What this task involves —
In full and without alteration, reproduce every record.

Data —
▬▬▬▬▬▬

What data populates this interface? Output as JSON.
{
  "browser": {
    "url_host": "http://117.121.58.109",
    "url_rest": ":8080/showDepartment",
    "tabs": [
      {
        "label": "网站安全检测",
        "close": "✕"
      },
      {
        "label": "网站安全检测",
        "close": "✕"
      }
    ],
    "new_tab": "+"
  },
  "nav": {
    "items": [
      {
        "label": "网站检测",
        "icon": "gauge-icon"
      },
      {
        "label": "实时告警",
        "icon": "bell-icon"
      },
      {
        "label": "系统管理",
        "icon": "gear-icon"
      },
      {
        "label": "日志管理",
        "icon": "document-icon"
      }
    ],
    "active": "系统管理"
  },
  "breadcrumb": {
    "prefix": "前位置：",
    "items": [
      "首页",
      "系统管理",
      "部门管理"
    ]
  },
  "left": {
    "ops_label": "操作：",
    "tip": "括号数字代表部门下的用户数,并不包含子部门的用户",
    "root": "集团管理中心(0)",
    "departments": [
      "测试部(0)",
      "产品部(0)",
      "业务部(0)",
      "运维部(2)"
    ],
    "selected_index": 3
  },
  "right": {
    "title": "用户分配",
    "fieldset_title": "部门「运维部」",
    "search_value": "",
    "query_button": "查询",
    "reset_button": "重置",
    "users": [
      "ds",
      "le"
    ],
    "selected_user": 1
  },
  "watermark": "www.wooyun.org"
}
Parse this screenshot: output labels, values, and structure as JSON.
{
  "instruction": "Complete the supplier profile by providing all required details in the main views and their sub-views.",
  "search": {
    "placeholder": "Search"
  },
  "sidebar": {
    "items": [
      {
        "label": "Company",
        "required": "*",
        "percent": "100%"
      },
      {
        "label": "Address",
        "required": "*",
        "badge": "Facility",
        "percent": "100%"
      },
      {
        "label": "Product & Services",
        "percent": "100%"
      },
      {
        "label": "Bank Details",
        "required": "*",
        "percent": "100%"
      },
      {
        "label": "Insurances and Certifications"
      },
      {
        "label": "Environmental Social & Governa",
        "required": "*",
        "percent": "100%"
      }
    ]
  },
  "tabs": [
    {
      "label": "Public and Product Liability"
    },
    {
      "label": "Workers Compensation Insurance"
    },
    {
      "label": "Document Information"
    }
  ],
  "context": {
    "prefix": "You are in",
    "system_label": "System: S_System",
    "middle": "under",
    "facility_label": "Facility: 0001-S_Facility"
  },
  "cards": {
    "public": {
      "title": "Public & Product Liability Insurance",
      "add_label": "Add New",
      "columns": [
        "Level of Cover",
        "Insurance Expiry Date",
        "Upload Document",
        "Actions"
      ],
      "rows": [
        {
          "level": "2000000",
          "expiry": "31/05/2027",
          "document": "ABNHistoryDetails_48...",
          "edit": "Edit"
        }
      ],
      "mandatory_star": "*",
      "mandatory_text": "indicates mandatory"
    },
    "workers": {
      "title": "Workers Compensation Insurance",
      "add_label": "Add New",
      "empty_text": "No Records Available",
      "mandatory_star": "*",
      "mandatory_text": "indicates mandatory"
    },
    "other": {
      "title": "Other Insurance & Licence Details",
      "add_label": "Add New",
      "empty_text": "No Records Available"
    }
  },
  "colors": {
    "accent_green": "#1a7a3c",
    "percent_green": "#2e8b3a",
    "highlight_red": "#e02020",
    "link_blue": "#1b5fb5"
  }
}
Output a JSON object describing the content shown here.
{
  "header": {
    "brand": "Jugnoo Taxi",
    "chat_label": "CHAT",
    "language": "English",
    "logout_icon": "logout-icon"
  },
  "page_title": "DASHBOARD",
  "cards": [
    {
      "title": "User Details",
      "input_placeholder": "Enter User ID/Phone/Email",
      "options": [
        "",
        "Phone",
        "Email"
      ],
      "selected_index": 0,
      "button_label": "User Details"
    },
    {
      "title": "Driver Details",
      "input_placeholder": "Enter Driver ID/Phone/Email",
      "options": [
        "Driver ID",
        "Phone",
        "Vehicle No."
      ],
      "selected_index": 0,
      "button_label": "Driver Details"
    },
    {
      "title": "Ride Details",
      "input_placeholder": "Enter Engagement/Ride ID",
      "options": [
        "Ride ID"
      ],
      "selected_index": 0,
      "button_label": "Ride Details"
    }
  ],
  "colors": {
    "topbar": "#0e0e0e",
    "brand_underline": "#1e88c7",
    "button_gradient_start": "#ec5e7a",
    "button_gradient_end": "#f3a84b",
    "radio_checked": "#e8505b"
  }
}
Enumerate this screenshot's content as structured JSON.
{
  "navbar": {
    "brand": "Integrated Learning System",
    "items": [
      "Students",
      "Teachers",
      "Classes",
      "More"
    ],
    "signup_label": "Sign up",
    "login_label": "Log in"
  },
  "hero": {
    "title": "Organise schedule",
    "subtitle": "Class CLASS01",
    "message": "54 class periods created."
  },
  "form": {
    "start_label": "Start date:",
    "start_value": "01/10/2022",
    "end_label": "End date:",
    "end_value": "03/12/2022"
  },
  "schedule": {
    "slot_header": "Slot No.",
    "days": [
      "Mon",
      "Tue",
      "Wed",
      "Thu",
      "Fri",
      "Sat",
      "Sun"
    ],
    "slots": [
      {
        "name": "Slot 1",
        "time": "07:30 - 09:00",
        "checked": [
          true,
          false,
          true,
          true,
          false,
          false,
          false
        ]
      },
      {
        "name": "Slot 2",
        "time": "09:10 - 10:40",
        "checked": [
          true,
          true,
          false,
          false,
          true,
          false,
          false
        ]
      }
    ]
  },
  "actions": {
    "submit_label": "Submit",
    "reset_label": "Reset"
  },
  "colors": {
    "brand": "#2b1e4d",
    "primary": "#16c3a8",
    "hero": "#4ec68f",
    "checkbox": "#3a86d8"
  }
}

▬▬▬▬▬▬

Answer below —
What data populates this interface? Output as JSON.
{
  "browser": {
    "url_host": "http://117.121.58.109",
    "url_rest": ":8080/showDepartment",
    "tabs": [
      {
        "label": "网站安全检测",
        "close": "✕"
      },
      {
        "label": "网站安全检测",
        "close": "✕"
      }
    ],
    "new_tab": "+"
  },
  "nav": {
    "items": [
      {
        "label": "网站检测",
        "icon": "gauge-icon"
      },
      {
        "label": "实时告警",
        "icon": "bell-icon"
      },
      {
        "label": "系统管理",
        "icon": "gear-icon"
      },
      {
        "label": "日志管理",
        "icon": "document-icon"
      }
    ],
    "active": "系统管理"
  },
  "breadcrumb": {
    "prefix": "前位置：",
    "items": [
      "首页",
      "系统管理",
      "部门管理"
    ]
  },
  "left": {
    "ops_label": "操作：",
    "tip": "括号数字代表部门下的用户数,并不包含子部门的用户",
    "root": "集团管理中心(0)",
    "departments": [
      "测试部(0)",
      "产品部(0)",
      "业务部(0)",
      "运维部(2)"
    ],
    "selected_index": 3
  },
  "right": {
    "title": "用户分配",
    "fieldset_title": "部门「运维部」",
    "search_value": "",
    "query_button": "查询",
    "reset_button": "重置",
    "users": [
      "ds",
      "le"
    ],
    "selected_user": 1
  },
  "watermark": "www.wooyun.org"
}
Parse this screenshot: output labels, values, and structure as JSON.
{
  "instruction": "Complete the supplier profile by providing all required details in the main views and their sub-views.",
  "search": {
    "placeholder": "Search"
  },
  "sidebar": {
    "items": [
      {
        "label": "Company",
        "required": "*",
        "percent": "100%"
      },
      {
        "label": "Address",
        "required": "*",
        "badge": "Facility",
        "percent": "100%"
      },
      {
        "label": "Product & Services",
        "percent": "100%"
      },
      {
        "label": "Bank Details",
        "required": "*",
        "percent": "100%"
      },
      {
        "label": "Insurances and Certifications"
      },
      {
        "label": "Environmental Social & Governa",
        "required": "*",
        "percent": "100%"
      }
    ]
  },
  "tabs": [
    {
      "label": "Public and Product Liability"
    },
    {
      "label": "Workers Compensation Insurance"
    },
    {
      "label": "Document Information"
    }
  ],
  "context": {
    "prefix": "You are in",
    "system_label": "System: S_System",
    "middle": "under",
    "facility_label": "Facility: 0001-S_Facility"
  },
  "cards": {
    "public": {
      "title": "Public & Product Liability Insurance",
      "add_label": "Add New",
      "columns": [
        "Level of Cover",
        "Insurance Expiry Date",
        "Upload Document",
        "Actions"
      ],
      "rows": [
        {
          "level": "2000000",
          "expiry": "31/05/2027",
          "document": "ABNHistoryDetails_48...",
          "edit": "Edit"
        }
      ],
      "mandatory_star": "*",
      "mandatory_text": "indicates mandatory"
    },
    "workers": {
      "title": "Workers Compensation Insurance",
      "add_label": "Add New",
      "empty_text": "No Records Available",
      "mandatory_star": "*",
      "mandatory_text": "indicates mandatory"
    },
    "other": {
      "title": "Other Insurance & Licence Details",
      "add_label": "Add New",
      "empty_text": "No Records Available"
    }
  },
  "colors": {
    "accent_green": "#1a7a3c",
    "percent_green": "#2e8b3a",
    "highlight_red": "#e02020",
    "link_blue": "#1b5fb5"
  }
}
Output a JSON object describing the content shown here.
{
  "header": {
    "brand": "Jugnoo Taxi",
    "chat_label": "CHAT",
    "language": "English",
    "logout_icon": "logout-icon"
  },
  "page_title": "DASHBOARD",
  "cards": [
    {
      "title": "User Details",
      "input_placeholder": "Enter User ID/Phone/Email",
      "options": [
        "",
        "Phone",
        "Email"
      ],
      "selected_index": 0,
      "button_label": "User Details"
    },
    {
      "title": "Driver Details",
      "input_placeholder": "Enter Driver ID/Phone/Email",
      "options": [
        "Driver ID",
        "Phone",
        "Vehicle No."
      ],
      "selected_index": 0,
      "button_label": "Driver Details"
    },
    {
      "title": "Ride Details",
      "input_placeholder": "Enter Engagement/Ride ID",
      "options": [
        "Ride ID"
      ],
      "selected_index": 0,
      "button_label": "Ride Details"
    }
  ],
  "colors": {
    "topbar": "#0e0e0e",
    "brand_underline": "#1e88c7",
    "button_gradient_start": "#ec5e7a",
    "button_gradient_end": "#f3a84b",
    "radio_checked": "#e8505b"
  }
}
Enumerate this screenshot's content as structured JSON.
{
  "navbar": {
    "brand": "Integrated Learning System",
    "items": [
      "Students",
      "Teachers",
      "Classes",
      "More"
    ],
    "signup_label": "Sign up",
    "login_label": "Log in"
  },
  "hero": {
    "title": "Organise schedule",
    "subtitle": "Class CLASS01",
    "message": "54 class periods created."
  },
  "form": {
    "start_label": "Start date:",
    "start_value": "01/10/2022",
    "end_label": "End date:",
    "end_value": "03/12/2022"
  },
  "schedule": {
    "slot_header": "Slot No.",
    "days": [
      "Mon",
      "Tue",
      "Wed",
      "Thu",
      "Fri",
      "Sat",
      "Sun"
    ],
    "slots": [
      {
        "name": "Slot 1",
        "time": "07:30 - 09:00",
        "checked": [
          true,
          false,
          true,
          true,
          false,
          false,
          false
        ]
      },
      {
        "name": "Slot 2",
        "time": "09:10 - 10:40",
        "checked": [
          true,
          true,
          false,
          false,
          true,
          false,
          false
        ]
      }
    ]
  },
  "actions": {
    "submit_label": "Submit",
    "reset_label": "Reset"
  },
  "colors": {
    "brand": "#2b1e4d",
    "primary": "#16c3a8",
    "hero": "#4ec68f",
    "checkbox": "#3a86d8"
  }
}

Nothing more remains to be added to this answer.